Extremists Should Not Be Allowed to Disfigure Bangladesh Democracy
Bangladeshis have much to be proud of. They achieved independence and a pluralistic state after a hard-fought war. Nearly twenty years later they took to the streets dissatisfied with military rule and stood united for democracy. Devastating annual floods covering a third of the country does not deter their commitment to democracy and modernity. Lately Bangladesh has gained notoriety for the spread of extremism, but jihadis don’t spring from the ground like mushrooms.
In October 2001, a large majority voted the Bangladesh National Party (BNP) in a four-party alliance into office. The alliance included two hard-line Muslim parties, the Jamaat-e-Islami and the Islami Oikyo Jote. Since then, the existence and growth of a radical Islamist movement has been officially denied by the BNP. Finance and Planning Minister M. Saifur Rahman called the rise of extremists “a fake issue,” and “foul propaganda.” The denial went on for years.
But extremists have spread their ideology, primarily among the disadvantaged poor, using over 700 mosques built across the country by the Revival of Islamic Heritage Society. In 2002, US Treasury Secretary Paul O’Neill said the society “had been stealing from widows and orphans to fund Al-Qaeda terrorism.” The society’s funds were blocked in Afghanistan and Pakistan, among other nations, and O’Neill said, “These bad actors will now be pariahs in the civilized world.” But they were not pariahs in Bangladesh, where they operated with impunity in certain areas.
The January assassination of former Finance Minister Shah AMS Kibria sparked turmoil in Bangladesh. A leader of the center-left opposition, the Awami League (AL), Kibria was murdered in a bomb blast.
In recent years there has been a spate of unchecked political violence. An August bombing of an AL rally killed twenty-one and injured hundreds. Jatras (village theaters) and cinema halls have been targets, as have been secularists, moderates and Awami League party members. These crimes remain largely unsolved. Amnesty International noted, “The government has failed to investigate previous attacks with the rigor and determination they deserve.”
Apparently the assassination of Kibria finally got the attention of Bangladesh’s Western donors, who called an informal meeting to discuss the deteriorating law and order situation and rise of terrorist activities in Bangladesh.
Bangladeshi officials were pointedly not invited to attend several meetings. Reportedly, EU officials considered cutting Bangladesh’s aid portion. Just as this meeting was about to convene, the Bangladeshi government took action against the terrorists, banning two Islamist groups and arresting several people.
Among those arrested was Dr. Muhammad Asadullah Al-Galib, head of an Islamist militant group. Dr. Galib is a Rajshahi University Arabic teacher. Either madrasas or colleges employed all his three associates taken into custody.

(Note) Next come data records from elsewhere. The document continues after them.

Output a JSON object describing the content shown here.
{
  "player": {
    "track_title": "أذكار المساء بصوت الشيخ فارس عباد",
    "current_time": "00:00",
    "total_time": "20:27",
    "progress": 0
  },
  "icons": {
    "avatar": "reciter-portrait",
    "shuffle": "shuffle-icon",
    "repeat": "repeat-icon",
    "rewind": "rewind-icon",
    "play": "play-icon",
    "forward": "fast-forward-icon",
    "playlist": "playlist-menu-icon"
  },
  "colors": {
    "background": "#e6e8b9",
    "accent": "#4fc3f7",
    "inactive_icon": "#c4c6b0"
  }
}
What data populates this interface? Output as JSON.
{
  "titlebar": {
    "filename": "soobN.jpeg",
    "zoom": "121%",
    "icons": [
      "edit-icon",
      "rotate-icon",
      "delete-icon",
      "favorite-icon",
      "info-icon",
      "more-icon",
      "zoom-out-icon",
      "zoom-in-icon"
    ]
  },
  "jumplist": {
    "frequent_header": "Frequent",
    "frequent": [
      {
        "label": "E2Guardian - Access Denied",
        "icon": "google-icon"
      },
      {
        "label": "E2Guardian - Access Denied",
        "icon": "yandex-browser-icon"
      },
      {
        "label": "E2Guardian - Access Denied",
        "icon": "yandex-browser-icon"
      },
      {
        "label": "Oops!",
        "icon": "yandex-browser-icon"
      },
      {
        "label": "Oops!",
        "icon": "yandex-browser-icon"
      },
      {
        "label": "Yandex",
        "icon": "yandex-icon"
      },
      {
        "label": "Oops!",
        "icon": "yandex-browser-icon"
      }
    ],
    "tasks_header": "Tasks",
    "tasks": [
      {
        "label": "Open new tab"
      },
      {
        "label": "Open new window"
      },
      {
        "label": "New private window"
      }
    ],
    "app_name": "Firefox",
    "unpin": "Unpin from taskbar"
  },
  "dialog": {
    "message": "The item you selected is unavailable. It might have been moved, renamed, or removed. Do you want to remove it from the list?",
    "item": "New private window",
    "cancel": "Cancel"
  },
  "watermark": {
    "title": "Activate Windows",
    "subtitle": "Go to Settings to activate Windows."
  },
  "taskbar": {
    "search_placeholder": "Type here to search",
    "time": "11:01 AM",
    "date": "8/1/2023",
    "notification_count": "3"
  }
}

The banned groups, Jagrata Muslim Janata Bangladesh (JMJB) and Jamaatul Mujahedin Bangladesh (JMB), are said to be complicit in the series of bomb attacks and murders throughout Bangladesh. In a rather startling turn, the ban was not applied to Harkat-Ul-Jihad-Al-Islami (HUJI), which has confirmed ties to Al-Qaeda and the International Islamic Front. Terrorist mastermind Bangla Bhai is still at large.
While demonstrating the impact Western pressure may have, many observers see the ruling was late, half-hearted, and toothless. “Had the government been really sincere and not complacent about the rise of fanaticism and extremism, it would have acted long before instead of issuing a press note…hours before the Washington meeting,” parliamentary opposition leader Saber Hossain Chowdhury said.
Politics in Bangladesh has nearly ground to a halt, with the AL boycotting Parliament, and many BNP members not bothering to show up either. A series of AL-sponsored hartals (nationwide strikes) has exhausted the population and damaged the economy.
Bangladesh is light years ahead of some other nations in achieving representative government. The issues it faces today may be a telling indication of tomorrow’s concerns in other regions.
The rise of extremism in Bangladesh is a cautionary tale of the dangers of a democracy in form more than substance, and of social constructs that work daily to inhibit democratic growth.
A government-controlled media, everywhere it exists, is an anti-democratic institution. Similarly an executive branch that wields influence in the judiciary or bureaucracy poisons democracy. An educational system that does not teach economically viable skills is a disservice to the nation. Corruption denies citizens their equality, and it prevents achievement-based social mobility. Fringe parties cannot be permitted to undermine the law, the political system, or the centrist consensus.
For their democracy to flourish and thrive, the Bangladeshi people need Western assistance in cutting off the external sources of terrorist funding, developing their export markets, protecting themselves from natural disasters, and growing their economy. Given this support, 140 million Bangladeshis can achieve their goal of a modern, pluralistic, self-sufficient state. Without it, militant groups will continue to find fertile ground in this Muslim nation to the irritation of the West and the despair of the Bangladeshis themselves.
— Jane Novak is an American political analyst and columnist.